Copy each line of the data that has "jpeg" in it.

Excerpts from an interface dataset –
=-=-=

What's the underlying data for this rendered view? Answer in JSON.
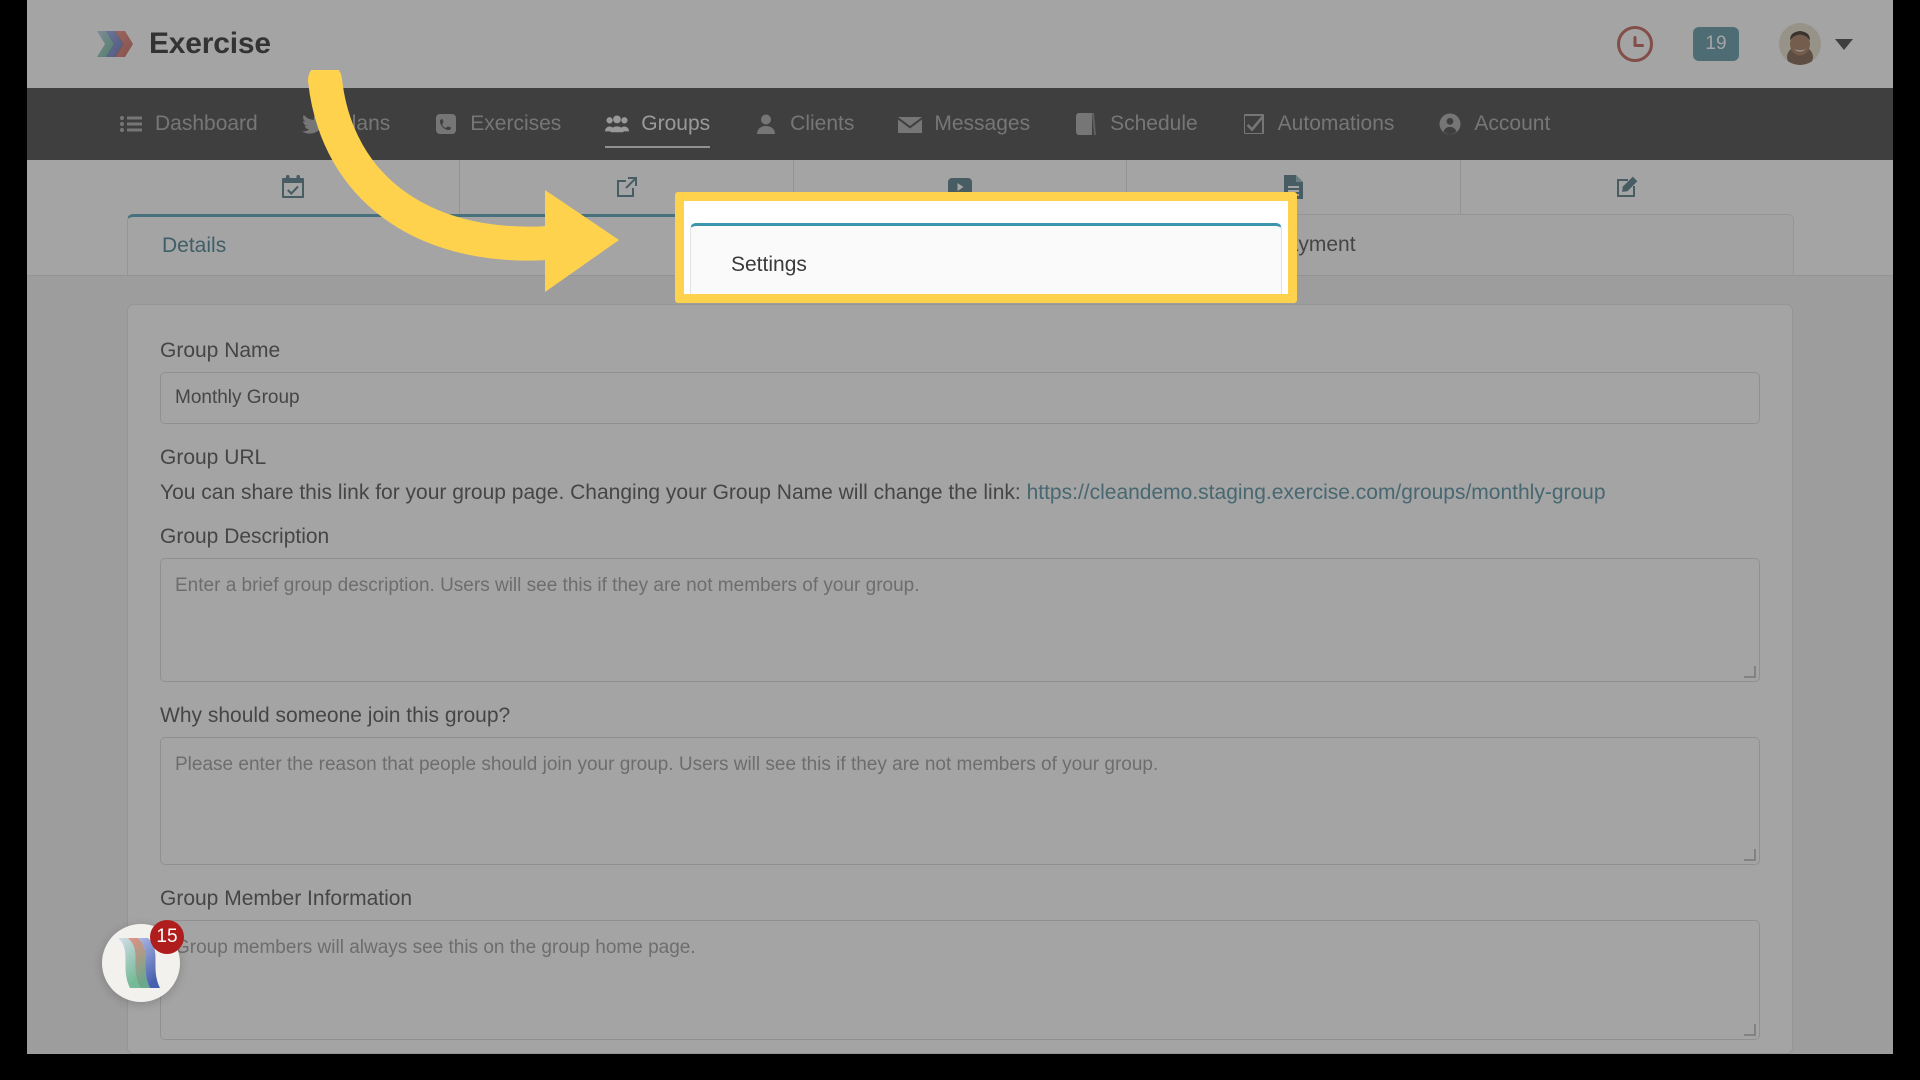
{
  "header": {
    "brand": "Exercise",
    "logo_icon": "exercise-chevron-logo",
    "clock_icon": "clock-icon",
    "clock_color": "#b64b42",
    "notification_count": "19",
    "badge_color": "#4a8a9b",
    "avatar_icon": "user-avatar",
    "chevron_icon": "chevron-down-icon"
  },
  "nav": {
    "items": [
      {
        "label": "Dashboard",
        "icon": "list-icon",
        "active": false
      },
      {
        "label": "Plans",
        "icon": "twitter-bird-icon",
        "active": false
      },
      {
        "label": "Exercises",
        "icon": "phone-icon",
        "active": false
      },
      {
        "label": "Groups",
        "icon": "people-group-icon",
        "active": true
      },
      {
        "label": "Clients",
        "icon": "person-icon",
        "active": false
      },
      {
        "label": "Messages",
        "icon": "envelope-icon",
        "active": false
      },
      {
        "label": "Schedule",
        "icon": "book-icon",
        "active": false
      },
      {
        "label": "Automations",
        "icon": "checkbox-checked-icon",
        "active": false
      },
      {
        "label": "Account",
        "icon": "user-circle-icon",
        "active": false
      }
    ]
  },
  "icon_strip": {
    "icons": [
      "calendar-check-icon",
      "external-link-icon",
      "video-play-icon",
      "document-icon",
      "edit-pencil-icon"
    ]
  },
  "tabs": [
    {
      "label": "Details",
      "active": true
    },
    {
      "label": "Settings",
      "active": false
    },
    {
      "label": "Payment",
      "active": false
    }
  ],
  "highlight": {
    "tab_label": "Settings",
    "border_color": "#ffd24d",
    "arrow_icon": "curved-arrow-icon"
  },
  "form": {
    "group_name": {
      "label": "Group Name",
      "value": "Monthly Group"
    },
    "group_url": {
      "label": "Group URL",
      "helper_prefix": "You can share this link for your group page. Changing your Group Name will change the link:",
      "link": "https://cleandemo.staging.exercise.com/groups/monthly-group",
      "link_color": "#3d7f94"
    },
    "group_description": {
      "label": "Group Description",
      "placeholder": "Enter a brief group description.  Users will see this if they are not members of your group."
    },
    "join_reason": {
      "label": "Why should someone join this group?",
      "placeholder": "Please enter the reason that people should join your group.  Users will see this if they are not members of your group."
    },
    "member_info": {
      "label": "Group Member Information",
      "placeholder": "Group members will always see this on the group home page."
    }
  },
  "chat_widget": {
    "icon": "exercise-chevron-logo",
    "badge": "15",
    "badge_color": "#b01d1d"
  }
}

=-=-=

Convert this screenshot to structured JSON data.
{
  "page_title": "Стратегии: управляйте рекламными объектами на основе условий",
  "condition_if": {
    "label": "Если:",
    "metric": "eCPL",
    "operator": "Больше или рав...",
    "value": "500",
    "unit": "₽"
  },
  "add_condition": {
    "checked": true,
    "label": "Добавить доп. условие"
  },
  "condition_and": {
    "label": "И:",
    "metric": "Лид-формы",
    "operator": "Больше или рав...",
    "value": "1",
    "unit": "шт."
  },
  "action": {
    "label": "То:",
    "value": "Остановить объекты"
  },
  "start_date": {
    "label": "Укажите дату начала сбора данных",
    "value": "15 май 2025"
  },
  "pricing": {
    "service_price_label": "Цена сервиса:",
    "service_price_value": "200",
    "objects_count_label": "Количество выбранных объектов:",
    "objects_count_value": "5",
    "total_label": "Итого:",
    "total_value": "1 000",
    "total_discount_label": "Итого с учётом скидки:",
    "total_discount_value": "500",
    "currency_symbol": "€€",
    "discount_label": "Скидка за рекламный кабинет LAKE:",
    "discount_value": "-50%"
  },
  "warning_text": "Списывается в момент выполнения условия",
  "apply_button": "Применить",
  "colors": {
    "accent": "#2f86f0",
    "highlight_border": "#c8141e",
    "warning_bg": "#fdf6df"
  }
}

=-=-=

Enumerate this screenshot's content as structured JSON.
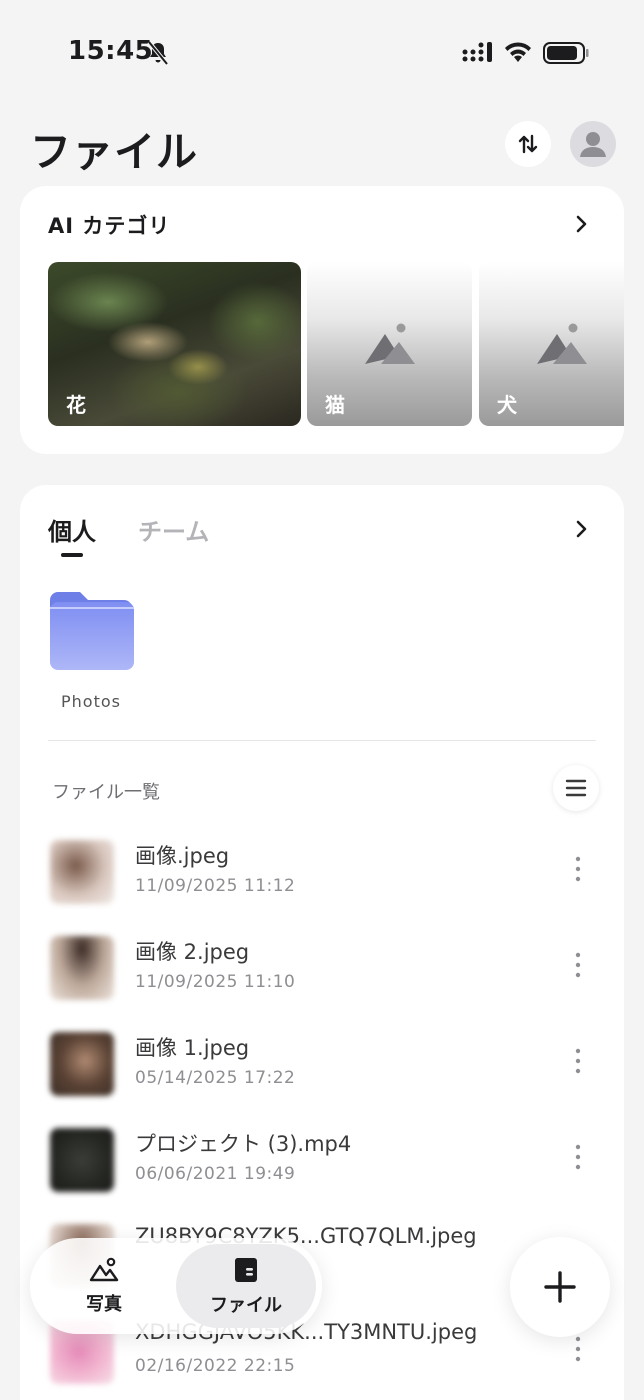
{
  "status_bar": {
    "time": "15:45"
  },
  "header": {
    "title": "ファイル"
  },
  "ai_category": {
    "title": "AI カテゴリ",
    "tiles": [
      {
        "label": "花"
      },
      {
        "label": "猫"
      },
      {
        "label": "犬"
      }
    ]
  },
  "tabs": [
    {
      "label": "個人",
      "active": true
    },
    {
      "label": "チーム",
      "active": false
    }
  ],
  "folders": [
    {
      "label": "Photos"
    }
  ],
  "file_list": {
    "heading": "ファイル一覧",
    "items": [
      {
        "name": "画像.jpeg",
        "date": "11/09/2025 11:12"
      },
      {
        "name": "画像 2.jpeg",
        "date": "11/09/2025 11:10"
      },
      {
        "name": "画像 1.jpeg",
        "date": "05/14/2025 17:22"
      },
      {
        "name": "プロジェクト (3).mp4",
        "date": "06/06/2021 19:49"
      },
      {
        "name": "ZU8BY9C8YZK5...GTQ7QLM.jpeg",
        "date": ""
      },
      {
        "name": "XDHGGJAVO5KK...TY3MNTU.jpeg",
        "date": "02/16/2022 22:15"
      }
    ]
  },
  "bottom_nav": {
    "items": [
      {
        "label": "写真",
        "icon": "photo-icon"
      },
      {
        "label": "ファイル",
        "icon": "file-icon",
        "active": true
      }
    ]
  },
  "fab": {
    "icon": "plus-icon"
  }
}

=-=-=

Solution –
        "name": "画像.jpeg",
        "name": "画像 2.jpeg",
        "name": "画像 1.jpeg",
        "name": "ZU8BY9C8YZK5...GTQ7QLM.jpeg",
        "name": "XDHGGJAVO5KK...TY3MNTU.jpeg",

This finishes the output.